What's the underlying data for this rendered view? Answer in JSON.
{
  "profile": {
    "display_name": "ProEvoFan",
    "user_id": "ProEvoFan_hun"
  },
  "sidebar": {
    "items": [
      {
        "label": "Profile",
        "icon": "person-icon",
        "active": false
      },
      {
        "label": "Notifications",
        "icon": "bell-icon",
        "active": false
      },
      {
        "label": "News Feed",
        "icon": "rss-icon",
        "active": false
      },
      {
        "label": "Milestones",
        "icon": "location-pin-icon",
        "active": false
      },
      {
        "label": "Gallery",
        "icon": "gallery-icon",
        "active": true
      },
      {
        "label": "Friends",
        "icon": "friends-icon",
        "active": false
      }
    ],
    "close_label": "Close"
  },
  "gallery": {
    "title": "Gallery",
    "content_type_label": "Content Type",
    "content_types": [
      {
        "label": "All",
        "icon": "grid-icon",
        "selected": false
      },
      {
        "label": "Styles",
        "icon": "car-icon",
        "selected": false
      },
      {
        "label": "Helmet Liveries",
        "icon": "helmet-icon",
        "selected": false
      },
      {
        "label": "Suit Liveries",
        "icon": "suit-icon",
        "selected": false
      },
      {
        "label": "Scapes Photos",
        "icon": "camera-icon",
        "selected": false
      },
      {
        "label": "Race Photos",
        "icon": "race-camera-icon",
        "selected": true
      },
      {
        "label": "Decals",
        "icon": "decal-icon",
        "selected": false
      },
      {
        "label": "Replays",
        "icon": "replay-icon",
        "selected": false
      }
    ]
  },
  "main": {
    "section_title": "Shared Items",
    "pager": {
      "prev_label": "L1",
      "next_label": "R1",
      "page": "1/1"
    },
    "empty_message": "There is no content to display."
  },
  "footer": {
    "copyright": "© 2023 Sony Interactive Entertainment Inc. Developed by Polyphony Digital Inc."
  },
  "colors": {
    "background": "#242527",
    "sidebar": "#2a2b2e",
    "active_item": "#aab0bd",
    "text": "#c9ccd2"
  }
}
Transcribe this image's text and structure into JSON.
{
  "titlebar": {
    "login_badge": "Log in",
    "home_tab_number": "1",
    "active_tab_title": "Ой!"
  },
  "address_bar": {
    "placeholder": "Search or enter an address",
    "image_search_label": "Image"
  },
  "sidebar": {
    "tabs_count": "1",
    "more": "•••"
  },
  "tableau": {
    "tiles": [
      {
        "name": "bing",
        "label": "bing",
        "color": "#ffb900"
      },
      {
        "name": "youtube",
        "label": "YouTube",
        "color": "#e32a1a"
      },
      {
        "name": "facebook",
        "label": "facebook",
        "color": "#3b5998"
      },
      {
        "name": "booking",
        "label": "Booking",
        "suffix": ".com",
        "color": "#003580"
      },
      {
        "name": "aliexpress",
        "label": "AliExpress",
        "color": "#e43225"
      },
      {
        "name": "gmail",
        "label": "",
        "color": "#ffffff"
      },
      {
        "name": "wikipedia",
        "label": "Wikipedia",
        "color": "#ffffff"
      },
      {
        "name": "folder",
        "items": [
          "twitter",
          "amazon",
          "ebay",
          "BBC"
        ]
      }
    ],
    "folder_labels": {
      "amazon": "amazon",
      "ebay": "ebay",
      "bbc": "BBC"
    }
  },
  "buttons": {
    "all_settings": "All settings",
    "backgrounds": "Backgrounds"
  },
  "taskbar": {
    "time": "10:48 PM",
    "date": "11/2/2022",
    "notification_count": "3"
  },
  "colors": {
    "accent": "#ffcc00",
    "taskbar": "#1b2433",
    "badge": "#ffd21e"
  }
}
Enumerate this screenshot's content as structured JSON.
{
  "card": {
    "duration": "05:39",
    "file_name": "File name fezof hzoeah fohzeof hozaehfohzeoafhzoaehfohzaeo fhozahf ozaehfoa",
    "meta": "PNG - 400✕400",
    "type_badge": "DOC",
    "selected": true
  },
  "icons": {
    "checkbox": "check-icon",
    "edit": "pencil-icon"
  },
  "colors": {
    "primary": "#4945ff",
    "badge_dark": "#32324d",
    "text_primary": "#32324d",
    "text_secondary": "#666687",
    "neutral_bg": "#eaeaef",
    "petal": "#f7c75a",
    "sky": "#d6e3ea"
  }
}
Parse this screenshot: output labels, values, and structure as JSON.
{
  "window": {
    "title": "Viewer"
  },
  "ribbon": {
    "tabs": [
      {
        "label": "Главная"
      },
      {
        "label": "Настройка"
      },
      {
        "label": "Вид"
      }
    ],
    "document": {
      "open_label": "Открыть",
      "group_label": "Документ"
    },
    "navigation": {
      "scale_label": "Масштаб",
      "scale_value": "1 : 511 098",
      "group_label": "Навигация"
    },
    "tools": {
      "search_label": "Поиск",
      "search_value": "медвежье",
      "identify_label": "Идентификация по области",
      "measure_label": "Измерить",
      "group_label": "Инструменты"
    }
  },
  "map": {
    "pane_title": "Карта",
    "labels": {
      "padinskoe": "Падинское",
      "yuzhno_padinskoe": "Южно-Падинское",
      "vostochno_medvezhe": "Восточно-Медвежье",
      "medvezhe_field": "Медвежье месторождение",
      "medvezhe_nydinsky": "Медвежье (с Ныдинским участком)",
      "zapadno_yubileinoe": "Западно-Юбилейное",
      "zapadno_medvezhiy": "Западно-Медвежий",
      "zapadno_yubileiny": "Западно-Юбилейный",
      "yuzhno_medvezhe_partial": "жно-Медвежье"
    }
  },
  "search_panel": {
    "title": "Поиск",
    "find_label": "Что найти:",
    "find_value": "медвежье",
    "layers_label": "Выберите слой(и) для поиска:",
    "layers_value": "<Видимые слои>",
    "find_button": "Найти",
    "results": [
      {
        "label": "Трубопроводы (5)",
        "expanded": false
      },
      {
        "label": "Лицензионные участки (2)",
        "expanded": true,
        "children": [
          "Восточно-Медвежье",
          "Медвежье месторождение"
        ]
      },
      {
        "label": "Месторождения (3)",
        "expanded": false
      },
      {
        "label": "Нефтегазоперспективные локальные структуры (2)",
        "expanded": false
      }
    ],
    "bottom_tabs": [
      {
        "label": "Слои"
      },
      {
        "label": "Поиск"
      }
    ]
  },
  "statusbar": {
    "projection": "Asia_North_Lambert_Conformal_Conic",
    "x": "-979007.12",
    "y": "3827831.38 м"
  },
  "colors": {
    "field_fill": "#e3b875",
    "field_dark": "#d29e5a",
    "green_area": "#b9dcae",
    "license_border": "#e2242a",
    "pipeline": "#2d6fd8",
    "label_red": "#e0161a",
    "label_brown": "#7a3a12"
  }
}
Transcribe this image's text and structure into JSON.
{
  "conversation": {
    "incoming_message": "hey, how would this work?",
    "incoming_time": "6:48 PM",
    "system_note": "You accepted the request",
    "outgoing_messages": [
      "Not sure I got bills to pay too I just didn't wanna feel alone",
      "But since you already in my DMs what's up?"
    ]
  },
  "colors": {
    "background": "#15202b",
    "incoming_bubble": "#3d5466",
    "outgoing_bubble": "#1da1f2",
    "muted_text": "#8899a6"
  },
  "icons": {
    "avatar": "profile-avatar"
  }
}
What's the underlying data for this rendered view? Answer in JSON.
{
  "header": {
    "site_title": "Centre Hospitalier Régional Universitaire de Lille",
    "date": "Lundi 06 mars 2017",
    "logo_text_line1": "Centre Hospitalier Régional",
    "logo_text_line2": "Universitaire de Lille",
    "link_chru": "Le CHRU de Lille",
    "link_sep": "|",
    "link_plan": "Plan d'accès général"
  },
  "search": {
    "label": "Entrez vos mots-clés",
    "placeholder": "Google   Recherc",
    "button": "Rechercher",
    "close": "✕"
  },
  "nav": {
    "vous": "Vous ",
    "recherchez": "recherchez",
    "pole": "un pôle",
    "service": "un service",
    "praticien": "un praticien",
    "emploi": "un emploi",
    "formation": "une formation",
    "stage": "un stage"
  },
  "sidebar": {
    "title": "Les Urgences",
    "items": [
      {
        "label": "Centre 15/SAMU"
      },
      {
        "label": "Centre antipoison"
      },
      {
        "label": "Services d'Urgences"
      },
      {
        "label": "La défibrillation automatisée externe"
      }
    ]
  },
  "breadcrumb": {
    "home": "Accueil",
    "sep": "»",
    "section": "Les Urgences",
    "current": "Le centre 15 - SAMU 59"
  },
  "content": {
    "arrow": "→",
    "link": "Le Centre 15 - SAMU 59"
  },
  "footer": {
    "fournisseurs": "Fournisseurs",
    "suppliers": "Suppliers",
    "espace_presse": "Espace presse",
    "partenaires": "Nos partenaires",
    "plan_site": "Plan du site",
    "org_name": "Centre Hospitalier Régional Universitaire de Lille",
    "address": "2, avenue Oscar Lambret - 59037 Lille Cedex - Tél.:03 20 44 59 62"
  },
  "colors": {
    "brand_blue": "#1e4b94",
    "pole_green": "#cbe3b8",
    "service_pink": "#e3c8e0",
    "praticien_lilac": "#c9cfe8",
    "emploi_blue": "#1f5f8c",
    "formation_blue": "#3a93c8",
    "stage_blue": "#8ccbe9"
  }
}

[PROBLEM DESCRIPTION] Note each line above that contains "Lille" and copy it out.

[RESPONSE AREA]
    "site_title": "Centre Hospitalier Régional Universitaire de Lille",
    "logo_text_line2": "Universitaire de Lille",
    "link_chru": "Le CHRU de Lille",
    "org_name": "Centre Hospitalier Régional Universitaire de Lille",
    "address": "2, avenue Oscar Lambret - 59037 Lille Cedex - Tél.:03 20 44 59 62"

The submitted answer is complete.